Exercise prompt - Return a copy of each line in the listing that includes the word "main".

Dataset extract -
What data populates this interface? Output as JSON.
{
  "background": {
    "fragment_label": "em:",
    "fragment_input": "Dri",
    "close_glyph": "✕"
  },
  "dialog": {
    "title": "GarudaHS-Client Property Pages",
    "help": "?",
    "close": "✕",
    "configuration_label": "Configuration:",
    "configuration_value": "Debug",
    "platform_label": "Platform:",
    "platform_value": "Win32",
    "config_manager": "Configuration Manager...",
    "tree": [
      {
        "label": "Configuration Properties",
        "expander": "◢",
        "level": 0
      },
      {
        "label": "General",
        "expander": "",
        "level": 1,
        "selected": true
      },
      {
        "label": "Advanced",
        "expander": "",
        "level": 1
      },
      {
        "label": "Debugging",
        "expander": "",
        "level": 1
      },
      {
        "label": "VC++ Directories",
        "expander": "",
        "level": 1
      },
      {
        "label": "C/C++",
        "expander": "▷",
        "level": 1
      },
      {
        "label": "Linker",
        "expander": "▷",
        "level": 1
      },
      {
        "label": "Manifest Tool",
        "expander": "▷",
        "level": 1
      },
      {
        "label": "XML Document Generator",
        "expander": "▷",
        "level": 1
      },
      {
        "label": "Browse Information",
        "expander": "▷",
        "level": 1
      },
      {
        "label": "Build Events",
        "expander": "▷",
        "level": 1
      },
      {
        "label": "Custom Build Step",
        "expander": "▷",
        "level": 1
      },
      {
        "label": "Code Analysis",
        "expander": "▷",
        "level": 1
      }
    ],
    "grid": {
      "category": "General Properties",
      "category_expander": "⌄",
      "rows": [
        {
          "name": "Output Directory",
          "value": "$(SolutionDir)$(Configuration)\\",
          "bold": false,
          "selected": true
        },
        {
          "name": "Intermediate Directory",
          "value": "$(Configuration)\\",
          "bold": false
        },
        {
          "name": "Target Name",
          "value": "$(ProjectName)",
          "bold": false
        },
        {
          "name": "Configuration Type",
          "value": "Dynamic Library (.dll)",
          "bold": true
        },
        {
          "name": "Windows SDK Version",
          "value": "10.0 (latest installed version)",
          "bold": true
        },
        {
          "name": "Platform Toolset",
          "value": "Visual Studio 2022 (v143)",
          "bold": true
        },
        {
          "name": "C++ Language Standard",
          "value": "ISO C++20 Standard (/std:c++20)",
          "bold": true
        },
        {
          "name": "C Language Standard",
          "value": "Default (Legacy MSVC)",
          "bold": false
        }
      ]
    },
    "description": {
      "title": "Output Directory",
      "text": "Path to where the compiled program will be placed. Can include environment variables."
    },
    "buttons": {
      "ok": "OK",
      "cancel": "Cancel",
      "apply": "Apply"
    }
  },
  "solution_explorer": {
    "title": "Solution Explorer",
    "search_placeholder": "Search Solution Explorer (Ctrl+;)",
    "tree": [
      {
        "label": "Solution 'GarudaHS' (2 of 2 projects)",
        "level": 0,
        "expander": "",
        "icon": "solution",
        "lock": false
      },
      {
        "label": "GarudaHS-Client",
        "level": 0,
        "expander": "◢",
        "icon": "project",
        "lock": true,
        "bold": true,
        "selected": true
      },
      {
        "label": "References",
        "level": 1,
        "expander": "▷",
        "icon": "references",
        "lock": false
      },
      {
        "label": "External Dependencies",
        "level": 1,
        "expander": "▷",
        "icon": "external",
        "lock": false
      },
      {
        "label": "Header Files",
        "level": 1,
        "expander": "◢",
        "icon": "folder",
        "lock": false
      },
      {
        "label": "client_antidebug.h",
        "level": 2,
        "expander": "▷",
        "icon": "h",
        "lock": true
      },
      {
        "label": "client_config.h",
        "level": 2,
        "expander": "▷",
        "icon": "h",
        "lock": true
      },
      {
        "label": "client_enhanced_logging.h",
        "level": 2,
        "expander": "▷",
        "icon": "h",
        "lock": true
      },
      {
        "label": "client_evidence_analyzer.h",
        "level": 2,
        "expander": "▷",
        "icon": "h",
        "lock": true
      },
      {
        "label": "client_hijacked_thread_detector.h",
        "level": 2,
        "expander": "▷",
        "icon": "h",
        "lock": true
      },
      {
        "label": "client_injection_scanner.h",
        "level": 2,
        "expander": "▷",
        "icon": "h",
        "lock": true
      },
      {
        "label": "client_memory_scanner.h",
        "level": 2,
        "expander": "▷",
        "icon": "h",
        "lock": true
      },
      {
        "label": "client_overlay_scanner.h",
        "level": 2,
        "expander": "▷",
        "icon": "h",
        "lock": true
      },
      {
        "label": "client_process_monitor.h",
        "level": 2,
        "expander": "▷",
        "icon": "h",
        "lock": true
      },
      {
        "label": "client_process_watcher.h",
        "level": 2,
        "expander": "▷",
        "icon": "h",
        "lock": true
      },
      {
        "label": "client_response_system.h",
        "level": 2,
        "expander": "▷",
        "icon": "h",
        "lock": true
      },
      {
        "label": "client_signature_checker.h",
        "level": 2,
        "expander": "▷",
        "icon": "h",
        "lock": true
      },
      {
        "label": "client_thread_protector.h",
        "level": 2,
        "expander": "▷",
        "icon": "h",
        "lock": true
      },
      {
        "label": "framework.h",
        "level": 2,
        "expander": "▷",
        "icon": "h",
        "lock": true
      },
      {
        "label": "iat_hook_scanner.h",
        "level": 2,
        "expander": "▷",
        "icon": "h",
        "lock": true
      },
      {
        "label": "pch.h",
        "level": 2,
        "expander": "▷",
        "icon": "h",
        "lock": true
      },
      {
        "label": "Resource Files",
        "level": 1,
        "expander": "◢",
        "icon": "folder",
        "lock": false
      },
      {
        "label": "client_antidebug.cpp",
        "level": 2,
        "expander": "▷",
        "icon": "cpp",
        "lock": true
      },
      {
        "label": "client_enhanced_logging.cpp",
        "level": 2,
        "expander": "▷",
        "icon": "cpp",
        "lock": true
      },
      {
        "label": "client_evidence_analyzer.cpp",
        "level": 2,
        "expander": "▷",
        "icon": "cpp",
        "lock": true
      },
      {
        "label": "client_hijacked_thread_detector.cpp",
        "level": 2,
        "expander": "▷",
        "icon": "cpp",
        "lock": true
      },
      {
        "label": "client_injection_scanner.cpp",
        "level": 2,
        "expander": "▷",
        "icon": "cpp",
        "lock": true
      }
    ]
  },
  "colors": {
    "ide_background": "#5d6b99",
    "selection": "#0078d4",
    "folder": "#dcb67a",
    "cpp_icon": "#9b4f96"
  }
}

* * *

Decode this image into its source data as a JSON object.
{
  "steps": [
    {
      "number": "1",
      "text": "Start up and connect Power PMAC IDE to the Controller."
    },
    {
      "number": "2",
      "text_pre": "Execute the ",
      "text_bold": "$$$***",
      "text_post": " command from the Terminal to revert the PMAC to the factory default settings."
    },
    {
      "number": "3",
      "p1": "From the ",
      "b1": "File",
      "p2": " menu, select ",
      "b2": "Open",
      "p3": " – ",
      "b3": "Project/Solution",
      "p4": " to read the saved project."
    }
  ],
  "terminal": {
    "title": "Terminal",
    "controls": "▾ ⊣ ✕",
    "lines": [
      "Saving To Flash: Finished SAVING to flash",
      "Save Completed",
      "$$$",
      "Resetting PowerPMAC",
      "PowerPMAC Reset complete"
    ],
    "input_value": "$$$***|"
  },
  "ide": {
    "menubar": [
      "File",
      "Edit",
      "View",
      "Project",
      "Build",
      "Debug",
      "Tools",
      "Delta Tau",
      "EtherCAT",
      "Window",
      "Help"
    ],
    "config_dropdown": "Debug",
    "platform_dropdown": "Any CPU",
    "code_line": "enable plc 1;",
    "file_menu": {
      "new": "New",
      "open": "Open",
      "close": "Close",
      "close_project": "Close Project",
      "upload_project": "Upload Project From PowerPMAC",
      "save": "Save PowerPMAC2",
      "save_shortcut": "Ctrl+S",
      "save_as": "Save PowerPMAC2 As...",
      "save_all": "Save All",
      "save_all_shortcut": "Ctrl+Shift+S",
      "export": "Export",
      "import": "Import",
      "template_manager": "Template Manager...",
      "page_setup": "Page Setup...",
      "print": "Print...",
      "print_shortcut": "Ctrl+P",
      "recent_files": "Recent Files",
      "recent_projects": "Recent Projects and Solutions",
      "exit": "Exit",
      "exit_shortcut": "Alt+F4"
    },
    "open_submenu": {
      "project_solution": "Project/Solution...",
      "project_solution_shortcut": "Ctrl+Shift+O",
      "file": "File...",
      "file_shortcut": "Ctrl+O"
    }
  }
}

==

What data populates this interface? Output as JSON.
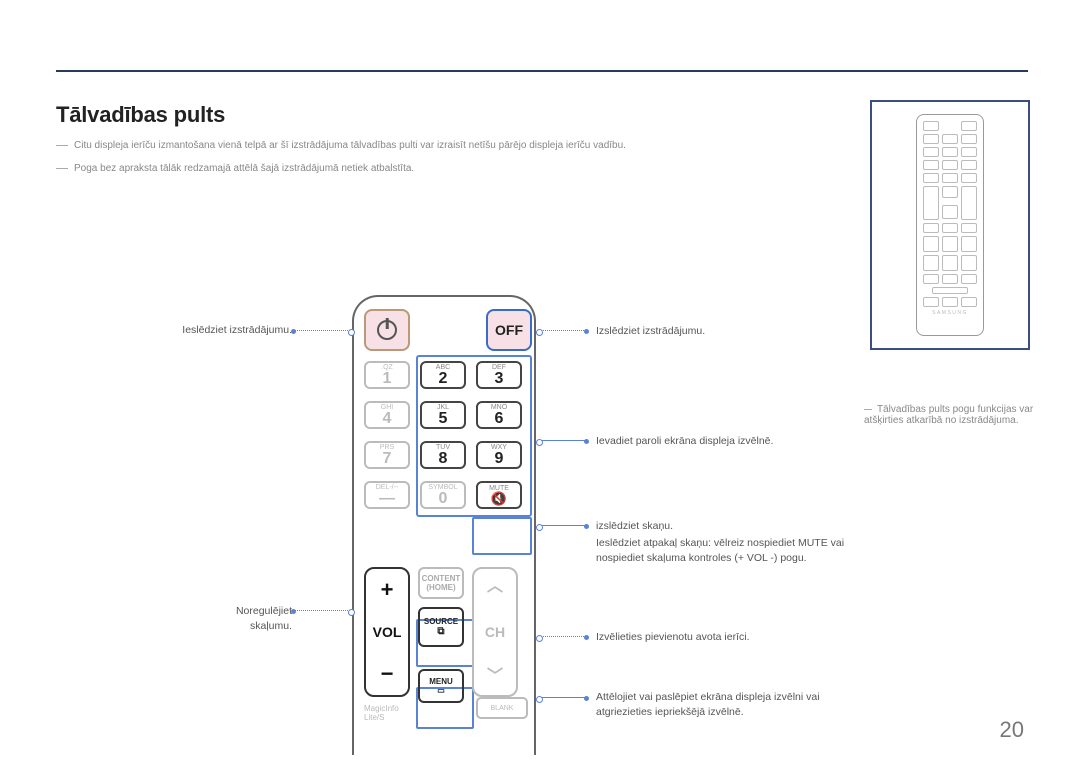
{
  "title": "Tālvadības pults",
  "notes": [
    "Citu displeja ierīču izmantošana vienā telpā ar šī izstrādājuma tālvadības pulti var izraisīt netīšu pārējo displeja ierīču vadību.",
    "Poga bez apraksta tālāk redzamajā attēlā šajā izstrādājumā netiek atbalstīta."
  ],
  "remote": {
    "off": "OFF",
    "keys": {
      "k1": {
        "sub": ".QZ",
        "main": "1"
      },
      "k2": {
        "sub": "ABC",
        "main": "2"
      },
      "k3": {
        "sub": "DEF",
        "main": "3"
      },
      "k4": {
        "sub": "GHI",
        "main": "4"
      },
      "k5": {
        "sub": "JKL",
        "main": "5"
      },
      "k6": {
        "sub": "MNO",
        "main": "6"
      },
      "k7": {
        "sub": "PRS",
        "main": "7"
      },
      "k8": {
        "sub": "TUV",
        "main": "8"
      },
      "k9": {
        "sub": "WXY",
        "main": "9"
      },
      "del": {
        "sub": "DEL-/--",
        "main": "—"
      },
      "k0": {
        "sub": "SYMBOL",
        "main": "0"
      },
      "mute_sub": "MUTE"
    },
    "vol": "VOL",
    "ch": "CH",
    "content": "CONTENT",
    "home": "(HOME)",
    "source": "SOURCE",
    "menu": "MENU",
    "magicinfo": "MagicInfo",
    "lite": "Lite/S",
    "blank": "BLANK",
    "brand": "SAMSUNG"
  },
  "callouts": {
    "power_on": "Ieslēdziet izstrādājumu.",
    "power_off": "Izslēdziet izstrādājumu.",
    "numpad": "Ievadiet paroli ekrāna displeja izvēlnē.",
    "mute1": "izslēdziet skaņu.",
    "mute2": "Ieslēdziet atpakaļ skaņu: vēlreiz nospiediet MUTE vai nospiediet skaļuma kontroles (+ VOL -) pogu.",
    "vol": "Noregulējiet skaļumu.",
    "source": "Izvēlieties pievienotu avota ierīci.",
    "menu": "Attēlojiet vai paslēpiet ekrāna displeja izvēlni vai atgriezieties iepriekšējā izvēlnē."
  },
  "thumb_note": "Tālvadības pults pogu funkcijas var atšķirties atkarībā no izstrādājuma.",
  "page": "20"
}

Response to the exercise -
        "main": "1"
        "main": "2"
        "main": "3"
        "main": "4"
        "main": "5"
        "main": "6"
        "main": "7"
        "main": "8"
        "main": "9"
        "main": "—"
        "main": "0"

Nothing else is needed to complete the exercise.